• [Exercise requirements]: All of the records must be repeated exactly.

---+---

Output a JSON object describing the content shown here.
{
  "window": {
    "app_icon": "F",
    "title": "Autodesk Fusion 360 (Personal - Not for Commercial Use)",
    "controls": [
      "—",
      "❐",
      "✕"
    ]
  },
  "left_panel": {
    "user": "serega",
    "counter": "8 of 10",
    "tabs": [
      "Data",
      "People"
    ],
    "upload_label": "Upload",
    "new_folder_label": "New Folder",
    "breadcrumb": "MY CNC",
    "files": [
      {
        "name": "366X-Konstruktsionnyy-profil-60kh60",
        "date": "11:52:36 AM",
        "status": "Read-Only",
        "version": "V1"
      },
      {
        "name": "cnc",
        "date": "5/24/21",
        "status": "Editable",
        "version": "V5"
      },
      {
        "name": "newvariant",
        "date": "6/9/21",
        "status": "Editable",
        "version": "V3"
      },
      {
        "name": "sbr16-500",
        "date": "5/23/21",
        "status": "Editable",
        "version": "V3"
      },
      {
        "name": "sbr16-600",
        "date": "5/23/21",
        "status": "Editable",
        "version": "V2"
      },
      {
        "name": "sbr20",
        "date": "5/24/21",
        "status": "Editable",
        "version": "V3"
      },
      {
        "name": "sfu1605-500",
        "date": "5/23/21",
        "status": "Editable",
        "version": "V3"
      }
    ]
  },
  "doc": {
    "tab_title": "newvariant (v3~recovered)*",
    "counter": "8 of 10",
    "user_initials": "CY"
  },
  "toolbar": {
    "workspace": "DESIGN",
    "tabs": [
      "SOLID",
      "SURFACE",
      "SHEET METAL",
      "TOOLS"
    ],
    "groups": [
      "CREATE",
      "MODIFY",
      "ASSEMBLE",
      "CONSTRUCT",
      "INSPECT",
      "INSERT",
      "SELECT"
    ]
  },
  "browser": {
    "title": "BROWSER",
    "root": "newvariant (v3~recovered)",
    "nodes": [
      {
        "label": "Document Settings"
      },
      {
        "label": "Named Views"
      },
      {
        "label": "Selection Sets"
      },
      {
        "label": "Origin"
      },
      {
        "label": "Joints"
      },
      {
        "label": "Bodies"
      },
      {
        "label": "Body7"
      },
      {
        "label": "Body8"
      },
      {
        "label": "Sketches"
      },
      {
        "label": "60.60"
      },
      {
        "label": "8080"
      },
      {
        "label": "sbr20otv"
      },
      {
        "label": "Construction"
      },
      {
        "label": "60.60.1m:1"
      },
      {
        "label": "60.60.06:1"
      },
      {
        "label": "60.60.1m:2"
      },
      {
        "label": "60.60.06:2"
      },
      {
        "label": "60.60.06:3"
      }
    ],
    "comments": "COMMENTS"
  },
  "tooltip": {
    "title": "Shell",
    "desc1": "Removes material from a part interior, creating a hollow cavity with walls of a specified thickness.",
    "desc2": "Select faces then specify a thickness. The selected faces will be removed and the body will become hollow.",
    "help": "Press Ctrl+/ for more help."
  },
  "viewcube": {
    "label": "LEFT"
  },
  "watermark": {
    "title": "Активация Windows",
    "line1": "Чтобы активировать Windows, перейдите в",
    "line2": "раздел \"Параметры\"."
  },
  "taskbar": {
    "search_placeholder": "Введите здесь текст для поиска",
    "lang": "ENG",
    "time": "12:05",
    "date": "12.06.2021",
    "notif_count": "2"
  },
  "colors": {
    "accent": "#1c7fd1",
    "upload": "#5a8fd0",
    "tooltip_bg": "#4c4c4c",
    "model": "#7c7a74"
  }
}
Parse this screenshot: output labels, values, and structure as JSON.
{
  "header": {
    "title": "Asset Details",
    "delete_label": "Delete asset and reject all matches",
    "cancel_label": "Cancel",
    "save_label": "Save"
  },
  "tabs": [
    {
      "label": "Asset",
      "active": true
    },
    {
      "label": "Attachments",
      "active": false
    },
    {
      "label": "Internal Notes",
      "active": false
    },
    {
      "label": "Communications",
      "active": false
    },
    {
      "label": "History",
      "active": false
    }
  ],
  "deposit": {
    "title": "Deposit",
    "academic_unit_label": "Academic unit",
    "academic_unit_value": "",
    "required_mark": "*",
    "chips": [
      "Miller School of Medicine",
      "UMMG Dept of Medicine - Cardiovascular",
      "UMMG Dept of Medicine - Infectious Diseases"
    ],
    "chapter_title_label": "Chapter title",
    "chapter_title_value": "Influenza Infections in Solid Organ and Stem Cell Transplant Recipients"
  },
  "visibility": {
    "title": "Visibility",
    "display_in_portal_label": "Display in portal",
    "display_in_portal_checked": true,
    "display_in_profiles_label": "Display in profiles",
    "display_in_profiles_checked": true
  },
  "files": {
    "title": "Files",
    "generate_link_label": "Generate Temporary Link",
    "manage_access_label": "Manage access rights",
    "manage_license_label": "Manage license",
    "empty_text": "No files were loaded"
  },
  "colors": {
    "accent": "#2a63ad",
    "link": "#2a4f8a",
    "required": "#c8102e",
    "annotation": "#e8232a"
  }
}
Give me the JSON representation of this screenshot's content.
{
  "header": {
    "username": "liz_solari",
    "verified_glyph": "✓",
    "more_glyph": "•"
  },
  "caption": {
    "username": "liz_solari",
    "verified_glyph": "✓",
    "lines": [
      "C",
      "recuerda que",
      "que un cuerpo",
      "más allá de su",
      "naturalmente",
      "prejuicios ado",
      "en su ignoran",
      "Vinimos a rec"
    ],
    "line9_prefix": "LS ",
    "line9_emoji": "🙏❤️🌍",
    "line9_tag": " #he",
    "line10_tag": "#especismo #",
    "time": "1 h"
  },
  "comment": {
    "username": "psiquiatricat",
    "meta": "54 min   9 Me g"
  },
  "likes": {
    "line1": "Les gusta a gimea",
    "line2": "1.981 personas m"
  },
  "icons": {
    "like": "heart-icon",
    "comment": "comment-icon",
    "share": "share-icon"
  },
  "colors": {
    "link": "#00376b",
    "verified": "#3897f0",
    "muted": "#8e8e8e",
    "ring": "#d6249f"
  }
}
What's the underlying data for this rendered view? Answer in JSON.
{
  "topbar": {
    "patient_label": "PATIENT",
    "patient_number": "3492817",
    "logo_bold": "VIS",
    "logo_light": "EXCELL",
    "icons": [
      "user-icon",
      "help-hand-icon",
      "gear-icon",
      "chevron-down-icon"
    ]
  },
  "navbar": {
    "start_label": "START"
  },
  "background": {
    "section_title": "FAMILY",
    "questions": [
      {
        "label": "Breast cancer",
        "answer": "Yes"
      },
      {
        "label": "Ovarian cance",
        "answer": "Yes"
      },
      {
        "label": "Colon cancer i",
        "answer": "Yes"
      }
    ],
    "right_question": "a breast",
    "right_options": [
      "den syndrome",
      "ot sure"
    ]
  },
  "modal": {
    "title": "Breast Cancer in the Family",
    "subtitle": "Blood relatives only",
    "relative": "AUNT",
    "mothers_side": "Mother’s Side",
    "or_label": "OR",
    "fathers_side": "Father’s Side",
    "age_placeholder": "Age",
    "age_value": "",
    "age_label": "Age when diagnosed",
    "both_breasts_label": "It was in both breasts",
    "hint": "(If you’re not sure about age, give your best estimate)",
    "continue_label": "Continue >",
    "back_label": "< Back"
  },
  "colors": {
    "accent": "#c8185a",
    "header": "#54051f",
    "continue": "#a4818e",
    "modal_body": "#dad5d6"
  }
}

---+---

• [Response for this exercise]:
Output a JSON object describing the content shown here.
{
  "window": {
    "app_icon": "F",
    "title": "Autodesk Fusion 360 (Personal - Not for Commercial Use)",
    "controls": [
      "—",
      "❐",
      "✕"
    ]
  },
  "left_panel": {
    "user": "serega",
    "counter": "8 of 10",
    "tabs": [
      "Data",
      "People"
    ],
    "upload_label": "Upload",
    "new_folder_label": "New Folder",
    "breadcrumb": "MY CNC",
    "files": [
      {
        "name": "366X-Konstruktsionnyy-profil-60kh60",
        "date": "11:52:36 AM",
        "status": "Read-Only",
        "version": "V1"
      },
      {
        "name": "cnc",
        "date": "5/24/21",
        "status": "Editable",
        "version": "V5"
      },
      {
        "name": "newvariant",
        "date": "6/9/21",
        "status": "Editable",
        "version": "V3"
      },
      {
        "name": "sbr16-500",
        "date": "5/23/21",
        "status": "Editable",
        "version": "V3"
      },
      {
        "name": "sbr16-600",
        "date": "5/23/21",
        "status": "Editable",
        "version": "V2"
      },
      {
        "name": "sbr20",
        "date": "5/24/21",
        "status": "Editable",
        "version": "V3"
      },
      {
        "name": "sfu1605-500",
        "date": "5/23/21",
        "status": "Editable",
        "version": "V3"
      }
    ]
  },
  "doc": {
    "tab_title": "newvariant (v3~recovered)*",
    "counter": "8 of 10",
    "user_initials": "CY"
  },
  "toolbar": {
    "workspace": "DESIGN",
    "tabs": [
      "SOLID",
      "SURFACE",
      "SHEET METAL",
      "TOOLS"
    ],
    "groups": [
      "CREATE",
      "MODIFY",
      "ASSEMBLE",
      "CONSTRUCT",
      "INSPECT",
      "INSERT",
      "SELECT"
    ]
  },
  "browser": {
    "title": "BROWSER",
    "root": "newvariant (v3~recovered)",
    "nodes": [
      {
        "label": "Document Settings"
      },
      {
        "label": "Named Views"
      },
      {
        "label": "Selection Sets"
      },
      {
        "label": "Origin"
      },
      {
        "label": "Joints"
      },
      {
        "label": "Bodies"
      },
      {
        "label": "Body7"
      },
      {
        "label": "Body8"
      },
      {
        "label": "Sketches"
      },
      {
        "label": "60.60"
      },
      {
        "label": "8080"
      },
      {
        "label": "sbr20otv"
      },
      {
        "label": "Construction"
      },
      {
        "label": "60.60.1m:1"
      },
      {
        "label": "60.60.06:1"
      },
      {
        "label": "60.60.1m:2"
      },
      {
        "label": "60.60.06:2"
      },
      {
        "label": "60.60.06:3"
      }
    ],
    "comments": "COMMENTS"
  },
  "tooltip": {
    "title": "Shell",
    "desc1": "Removes material from a part interior, creating a hollow cavity with walls of a specified thickness.",
    "desc2": "Select faces then specify a thickness. The selected faces will be removed and the body will become hollow.",
    "help": "Press Ctrl+/ for more help."
  },
  "viewcube": {
    "label": "LEFT"
  },
  "watermark": {
    "title": "Активация Windows",
    "line1": "Чтобы активировать Windows, перейдите в",
    "line2": "раздел \"Параметры\"."
  },
  "taskbar": {
    "search_placeholder": "Введите здесь текст для поиска",
    "lang": "ENG",
    "time": "12:05",
    "date": "12.06.2021",
    "notif_count": "2"
  },
  "colors": {
    "accent": "#1c7fd1",
    "upload": "#5a8fd0",
    "tooltip_bg": "#4c4c4c",
    "model": "#7c7a74"
  }
}
Parse this screenshot: output labels, values, and structure as JSON.
{
  "header": {
    "title": "Asset Details",
    "delete_label": "Delete asset and reject all matches",
    "cancel_label": "Cancel",
    "save_label": "Save"
  },
  "tabs": [
    {
      "label": "Asset",
      "active": true
    },
    {
      "label": "Attachments",
      "active": false
    },
    {
      "label": "Internal Notes",
      "active": false
    },
    {
      "label": "Communications",
      "active": false
    },
    {
      "label": "History",
      "active": false
    }
  ],
  "deposit": {
    "title": "Deposit",
    "academic_unit_label": "Academic unit",
    "academic_unit_value": "",
    "required_mark": "*",
    "chips": [
      "Miller School of Medicine",
      "UMMG Dept of Medicine - Cardiovascular",
      "UMMG Dept of Medicine - Infectious Diseases"
    ],
    "chapter_title_label": "Chapter title",
    "chapter_title_value": "Influenza Infections in Solid Organ and Stem Cell Transplant Recipients"
  },
  "visibility": {
    "title": "Visibility",
    "display_in_portal_label": "Display in portal",
    "display_in_portal_checked": true,
    "display_in_profiles_label": "Display in profiles",
    "display_in_profiles_checked": true
  },
  "files": {
    "title": "Files",
    "generate_link_label": "Generate Temporary Link",
    "manage_access_label": "Manage access rights",
    "manage_license_label": "Manage license",
    "empty_text": "No files were loaded"
  },
  "colors": {
    "accent": "#2a63ad",
    "link": "#2a4f8a",
    "required": "#c8102e",
    "annotation": "#e8232a"
  }
}
Give me the JSON representation of this screenshot's content.
{
  "header": {
    "username": "liz_solari",
    "verified_glyph": "✓",
    "more_glyph": "•"
  },
  "caption": {
    "username": "liz_solari",
    "verified_glyph": "✓",
    "lines": [
      "C",
      "recuerda que",
      "que un cuerpo",
      "más allá de su",
      "naturalmente",
      "prejuicios ado",
      "en su ignoran",
      "Vinimos a rec"
    ],
    "line9_prefix": "LS ",
    "line9_emoji": "🙏❤️🌍",
    "line9_tag": " #he",
    "line10_tag": "#especismo #",
    "time": "1 h"
  },
  "comment": {
    "username": "psiquiatricat",
    "meta": "54 min   9 Me g"
  },
  "likes": {
    "line1": "Les gusta a gimea",
    "line2": "1.981 personas m"
  },
  "icons": {
    "like": "heart-icon",
    "comment": "comment-icon",
    "share": "share-icon"
  },
  "colors": {
    "link": "#00376b",
    "verified": "#3897f0",
    "muted": "#8e8e8e",
    "ring": "#d6249f"
  }
}
What's the underlying data for this rendered view? Answer in JSON.
{
  "topbar": {
    "patient_label": "PATIENT",
    "patient_number": "3492817",
    "logo_bold": "VIS",
    "logo_light": "EXCELL",
    "icons": [
      "user-icon",
      "help-hand-icon",
      "gear-icon",
      "chevron-down-icon"
    ]
  },
  "navbar": {
    "start_label": "START"
  },
  "background": {
    "section_title": "FAMILY",
    "questions": [
      {
        "label": "Breast cancer",
        "answer": "Yes"
      },
      {
        "label": "Ovarian cance",
        "answer": "Yes"
      },
      {
        "label": "Colon cancer i",
        "answer": "Yes"
      }
    ],
    "right_question": "a breast",
    "right_options": [
      "den syndrome",
      "ot sure"
    ]
  },
  "modal": {
    "title": "Breast Cancer in the Family",
    "subtitle": "Blood relatives only",
    "relative": "AUNT",
    "mothers_side": "Mother’s Side",
    "or_label": "OR",
    "fathers_side": "Father’s Side",
    "age_placeholder": "Age",
    "age_value": "",
    "age_label": "Age when diagnosed",
    "both_breasts_label": "It was in both breasts",
    "hint": "(If you’re not sure about age, give your best estimate)",
    "continue_label": "Continue >",
    "back_label": "< Back"
  },
  "colors": {
    "accent": "#c8185a",
    "header": "#54051f",
    "continue": "#a4818e",
    "modal_body": "#dad5d6"
  }
}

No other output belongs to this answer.